Performance expectations to be addressed in some form:
 a) Role / title / and how presented to all stakeholders.
b) Clearly identify what knowledge to be transferred and how this will be managed.
c) Clearly model how internal day to day functions of Seller will be transferred over to the new leadership.
d) Hours of work.
e) Meetings expected to attend.
f) Introductions to key stakeholders with clear agreement of what will be covered.
g) Introduction to bank relationship even if Buyer intends to change.
h) Wind down schedule for Seller to include the milestones required to meet all the expectations.

Financial compensation:
a) Strategically the basic Work Agreement should be framed in negotiations process with compensation for the Sellers work out term as part of the building blocks of a fair deal.
b) Rate of pay; which is usually tied into how milestones are achieved. Typically we see full time for a period, down to a few days per week for appropriate term, then one day a week, then formal exit, then only occasional special functions i.e.: senior employee retire etc.
c) This is generally easiest to manage when the structure of the deal somehow relates performance of company to compensation. i.e.: Maintain or exceed the same volume with Top 10 Clients for a year would allow for some form of bonus at end of term.

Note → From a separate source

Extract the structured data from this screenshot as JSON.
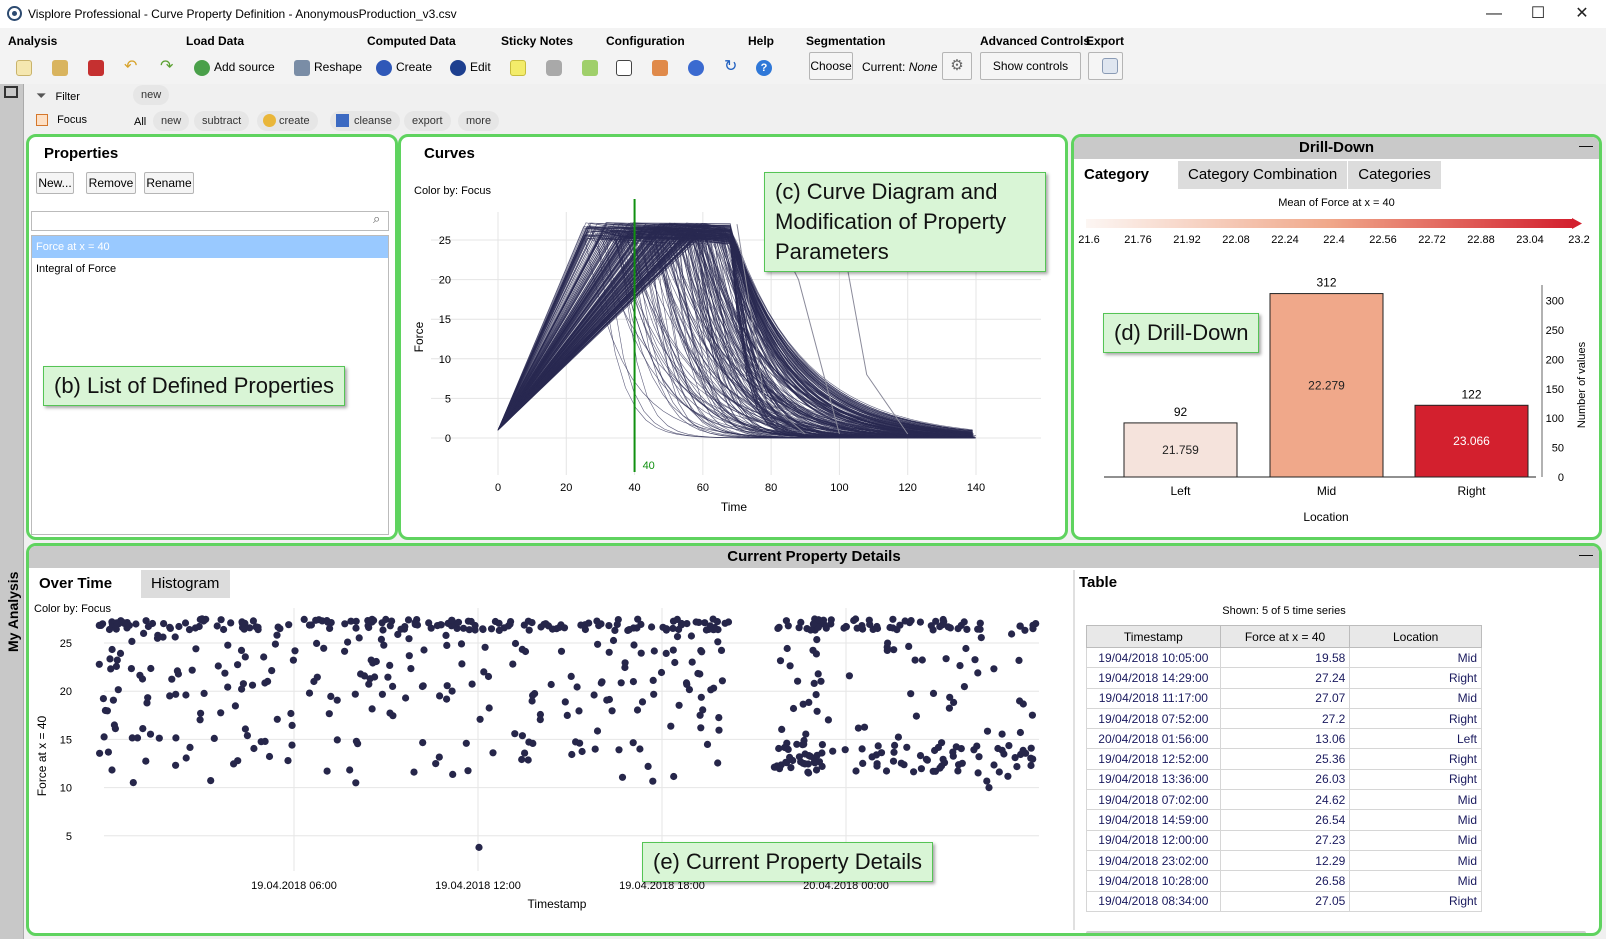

In the end the Buyer wants to have bought a company that meets and exceeds previous performance history. What could possibly go wrong with this? The fact is every Buyer eventually thinks they are smarter than the Seller. Every Seller has a very high opinion of the value of their experience and business savvy. During the negotiation process the expectations should identify what expectations were mutually agreed as realistic. This is where common sense should reign and allows both parties to develop a sense for whether or not they can work together. When either party is operating with a great deal of personal restraint in order to get the deal done, it makes no sense to stay working together for one minute longer than required to pass the baton.

On the other side of the coin, we have seen over confident Buyers who decide “how hard can it be” only to find out the value of business is declining everyday as staff leave or Clients decide to test other service providers, or all the energy is going into solving new problems rather than maintaining course long enough learn what it takes to really get the job done. In cases where the role and expectations are not clear or simply tied to time (i.e.: 12 months) the opportunity for frustration and challenges to the business can escalate dramatically.
a) While Seller knows he has cashed the cheque so the business is sold, having the Seller involved at the same level as prior to sale, can trigger many opportunities to conflict with Buyers ideas of how operations or decisions should be made.
b) In some cases the Seller has been mandated to “run” business as usual. In most cases the real purpose of having that Seller around is to allow the Buyer to identify the critical dots to be connected and assist in managing any damage control required for the stakeholders.
c) If the Buyers goal is to work together to insure the best knowledge transfer and have the Buyer take full reigns as soon as possible, at some point the situations start repeating themselves and two decision makers are redundant. Both parties should agree how to address that before it becomes a problem.
d) In most cases the Sellers world has significantly changed. While he was responsible for the business outcome for years, now he has “the money” and it is a whole new world. If the expectations were not discussed early in the negotiation process any new suggestions of “we need you to do this or that” can lead to significant disagreements and frustrations.
e) While the Seller is on their way out anyway, the fact is a lot of the stakeholders have some form of loyalty to the Seller. Few people, including the Seller have the discipline to keep their opinions to themselves, so now everyone is hearing bits and pieces from the disgruntled Seller... and the Buyer is focusing on damage control instead of running the business. Keeping them on or cutting them loose? Answer: This should be a deliberate and integral component of the strategic planning in the negotiation of the deal... or leave this to the end only to find the consequences more painful than the process.